Your State’s Biggest Stereotype, According to Google Maps

What's your state's biggest stereotype?
PHOTO: What’s your state’s biggest stereotype? (image capture by Barry Kaufman)

You may not be aware, but there’s a secret hidden inside the popular Google Maps navigation app.

Every time you cross a border, a tiny icon pops up at the bottom, welcoming you to that particular state or country with a cartoonish representation of the type of citizen you may encounter during your visit. After a long road trip, it can make for a fun and unexpected distraction, (which is, of course, something we all need while driving a motor vehicle.)

In the interest of motoring safety, and because some of Google’s choices in representing various states wander into bizarre territory, we’ve collected a few favorites below. And in doing so, we’ve discovered that every Google Map icon basically falls into one of five categories:

People Wearing Bizarre Costumes

Imagine Maine and Maryland showing up to a Halloween party together having to explain to everyone that they didn’t plan this. No one would believe them, and that’s when the rumors start that they’re dating.

Meanwhile, I’m pretty sure I saw a guy in that same bald eagle getup at a July 4th party. He crushed a whole 18-pack of Milwaukee’s Best and backflipped off a roof into my neighbor’s pool. Fun guy, he will be missed.

The Arizona icon is of course elaborately disguised as a cactus because he’s hiding from Joe Arpaio.


Let’s just all take a minute and be grateful that Google went with the young Elvis, then stand in awe of this majestic cartoon representation of Prince. Even in cartoon form, he’s better looking than 99 percent of the people reading this. This Google Icon is single-handedly responsible for a 25 percent increase in pregnancies in Minnesota.

We’re assuming that the Michigan icon is supposed to represent Aretha Franklin. Take special note of the cherry on her shoulder because Google Maps has an odd fixation with:

People With Things On Their Shoulders

We have to split these up because A) There are so many and B) there’s entirely too much comedic potential here and so many questions that need answered.

Why is Alabama a boxer with Legend of Zelda rupees on his shoulders? The alien and the chili pepper I get, but why is New Mexico represented by Dan Aykroyd’s character from “The Great Outdoors”? Did we really need those slippers to make the connection that Kansas is Dorothy? Or the fleur de lis to drive home the Mardi Gras icon?

The maple leaf on Vermont is a nice touch, though, since, without it, I would have rightfully assumed that jug was full of hooch.

It took me forever to realize that was supposed to be Johnny Cash and not Neil Diamond.
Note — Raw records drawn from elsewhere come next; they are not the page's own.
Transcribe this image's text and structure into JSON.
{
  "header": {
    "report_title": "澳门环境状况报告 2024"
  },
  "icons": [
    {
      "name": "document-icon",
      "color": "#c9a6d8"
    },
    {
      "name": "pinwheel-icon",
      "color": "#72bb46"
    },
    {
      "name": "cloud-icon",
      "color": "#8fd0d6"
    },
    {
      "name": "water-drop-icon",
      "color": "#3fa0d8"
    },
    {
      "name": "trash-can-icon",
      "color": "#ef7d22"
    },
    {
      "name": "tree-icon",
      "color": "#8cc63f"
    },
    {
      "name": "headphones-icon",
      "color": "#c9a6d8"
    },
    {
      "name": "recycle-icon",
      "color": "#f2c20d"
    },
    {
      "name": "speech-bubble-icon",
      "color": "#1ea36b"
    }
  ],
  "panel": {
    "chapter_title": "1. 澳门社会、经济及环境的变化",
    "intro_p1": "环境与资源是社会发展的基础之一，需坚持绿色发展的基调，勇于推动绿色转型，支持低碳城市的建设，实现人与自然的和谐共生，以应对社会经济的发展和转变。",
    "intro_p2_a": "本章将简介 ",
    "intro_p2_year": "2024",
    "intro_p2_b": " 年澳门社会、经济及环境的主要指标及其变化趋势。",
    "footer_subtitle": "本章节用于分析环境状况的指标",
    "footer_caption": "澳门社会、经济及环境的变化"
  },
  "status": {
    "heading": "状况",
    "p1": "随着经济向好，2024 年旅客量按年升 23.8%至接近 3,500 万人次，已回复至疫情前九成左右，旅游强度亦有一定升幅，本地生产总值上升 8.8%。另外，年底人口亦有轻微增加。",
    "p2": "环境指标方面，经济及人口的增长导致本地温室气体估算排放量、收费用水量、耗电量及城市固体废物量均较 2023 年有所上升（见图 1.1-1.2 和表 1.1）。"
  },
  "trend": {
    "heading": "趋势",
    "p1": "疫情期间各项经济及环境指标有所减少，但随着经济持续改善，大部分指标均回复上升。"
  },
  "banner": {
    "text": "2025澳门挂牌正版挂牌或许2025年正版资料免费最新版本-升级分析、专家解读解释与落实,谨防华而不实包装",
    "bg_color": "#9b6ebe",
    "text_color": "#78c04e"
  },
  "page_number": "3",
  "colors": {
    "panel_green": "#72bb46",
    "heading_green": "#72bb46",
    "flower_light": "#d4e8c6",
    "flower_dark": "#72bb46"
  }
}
Does Arkansas even have diamond mines? Why are they shaped differently than Alabama diamonds?

I’m not sure what those flowers are supposed to be around the pilgrim, but the first one of you who says, “mayflowers” and then chuckles to yourself about your little joke may leave the room now.

Excellent job on the George Washington icon, though. You can see him shrugging slightly as if to say, “Peanuts? What? Eh, whatever.”


We get that the whole purpose of these things is to encapsulate an entire state with a single cartoon figure, but some of these are a little on the nose.

Nebraska and Wisconsin seem into it, but read the body language on Texas and Canada. I never realized a cartoon character could so effectively convey the emotion “Just take the picture already” so well.

Kentucky, meanwhile is too boozed up to care. Again, a little on the nose.

Icons That Don’t Make a Lot of Sense

Look, Google, we’re trying to operate a motor vehicle at a high rate of speed on an interstate here. You’ve already distracted us enough with your cartoon characters, don’t make us have to actually pick up the phone and try to Google what this icon means.

Take Delaware, for example. He’s decked out in patriotic gear and has shopping bags on both arms. Apart from being what every European pictures when they think of an American, why does this represent Delaware? Is it because shopping is tax-free? Because most credit card companies are based there?

And why is New Jersey a waitress, South Carolina a “Gone With the Wind” character (which was set in Georgia) and New Hampshire the first part of every Van Halen video?

So many questions, Google. Questions I can’t really answer since, y’know, I’m driving.

Have you spotted any other Google Maps icons? Tell us about them in the comments below.